WORK TASK:
Among the entries below, how many lines have the word "this"? Answer only with the number.

━━━

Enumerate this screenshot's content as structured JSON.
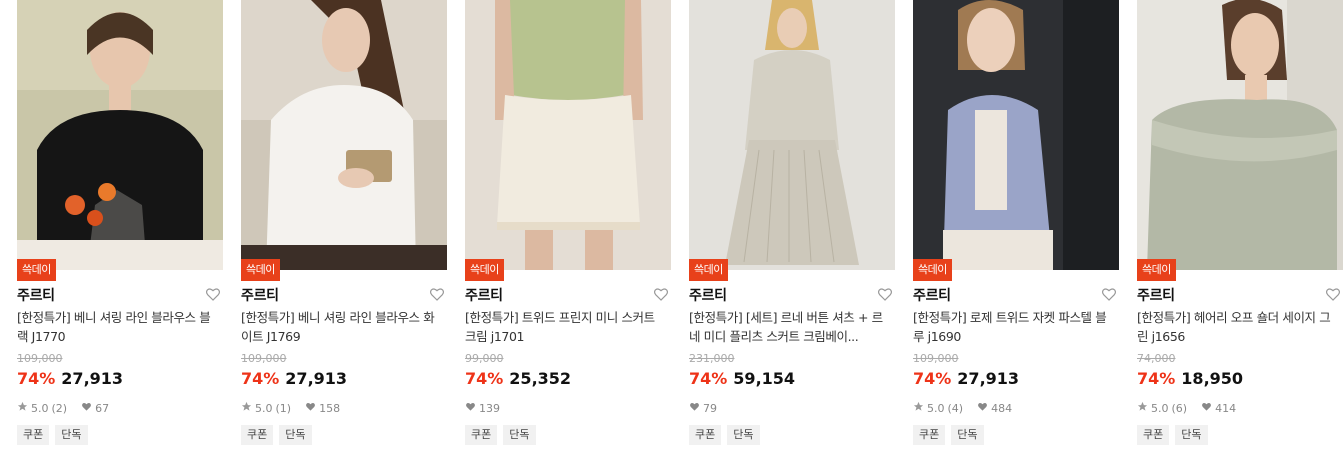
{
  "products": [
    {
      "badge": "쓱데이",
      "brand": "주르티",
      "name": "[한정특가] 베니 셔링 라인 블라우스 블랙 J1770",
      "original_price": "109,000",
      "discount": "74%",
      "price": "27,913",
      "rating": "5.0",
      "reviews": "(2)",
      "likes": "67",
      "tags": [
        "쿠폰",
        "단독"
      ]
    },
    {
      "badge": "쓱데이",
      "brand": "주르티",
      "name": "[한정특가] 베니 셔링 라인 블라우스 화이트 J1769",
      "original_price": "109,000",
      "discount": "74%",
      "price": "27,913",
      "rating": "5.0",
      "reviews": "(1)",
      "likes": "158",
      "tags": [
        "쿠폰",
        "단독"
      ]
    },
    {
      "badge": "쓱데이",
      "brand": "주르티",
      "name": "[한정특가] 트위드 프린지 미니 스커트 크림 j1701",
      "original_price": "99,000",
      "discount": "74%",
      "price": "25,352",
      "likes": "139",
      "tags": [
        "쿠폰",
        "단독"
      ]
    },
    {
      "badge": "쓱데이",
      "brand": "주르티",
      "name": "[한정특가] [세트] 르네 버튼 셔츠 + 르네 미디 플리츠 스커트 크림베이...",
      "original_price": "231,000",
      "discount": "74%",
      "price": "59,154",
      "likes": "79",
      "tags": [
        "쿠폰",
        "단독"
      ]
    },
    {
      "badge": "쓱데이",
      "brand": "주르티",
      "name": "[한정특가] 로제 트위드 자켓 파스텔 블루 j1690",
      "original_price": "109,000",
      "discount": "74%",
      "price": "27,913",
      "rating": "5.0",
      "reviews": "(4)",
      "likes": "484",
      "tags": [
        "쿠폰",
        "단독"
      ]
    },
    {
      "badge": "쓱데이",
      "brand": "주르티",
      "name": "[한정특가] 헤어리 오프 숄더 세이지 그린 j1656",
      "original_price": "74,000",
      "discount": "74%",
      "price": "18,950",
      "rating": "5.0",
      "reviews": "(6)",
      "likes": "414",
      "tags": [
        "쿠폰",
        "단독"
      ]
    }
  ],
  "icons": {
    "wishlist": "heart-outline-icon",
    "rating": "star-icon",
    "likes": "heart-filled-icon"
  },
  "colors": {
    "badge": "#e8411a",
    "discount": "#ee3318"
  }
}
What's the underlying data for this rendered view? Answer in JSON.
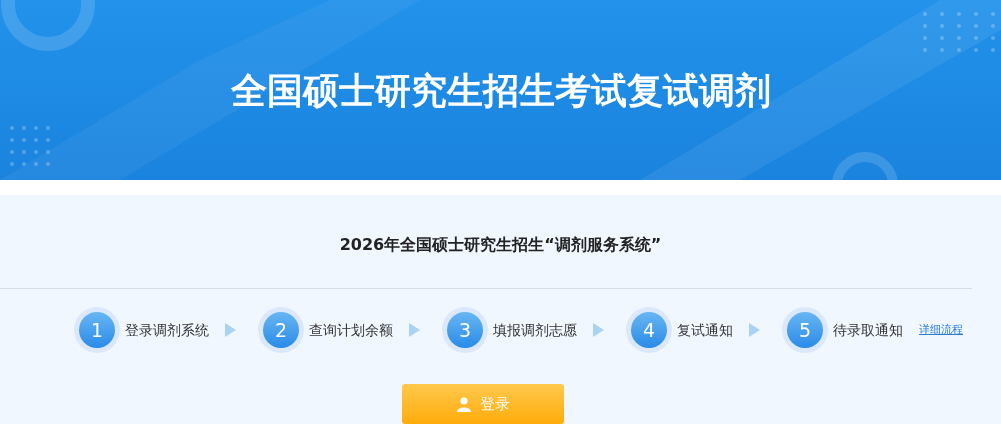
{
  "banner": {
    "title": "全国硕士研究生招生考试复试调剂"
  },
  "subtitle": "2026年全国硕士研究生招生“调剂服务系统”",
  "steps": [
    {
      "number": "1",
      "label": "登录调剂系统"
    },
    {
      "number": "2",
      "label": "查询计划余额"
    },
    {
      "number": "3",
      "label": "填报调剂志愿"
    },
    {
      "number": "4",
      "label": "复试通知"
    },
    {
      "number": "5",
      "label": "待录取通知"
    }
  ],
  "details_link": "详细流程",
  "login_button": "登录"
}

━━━

EXERCISE SOLUTION:
2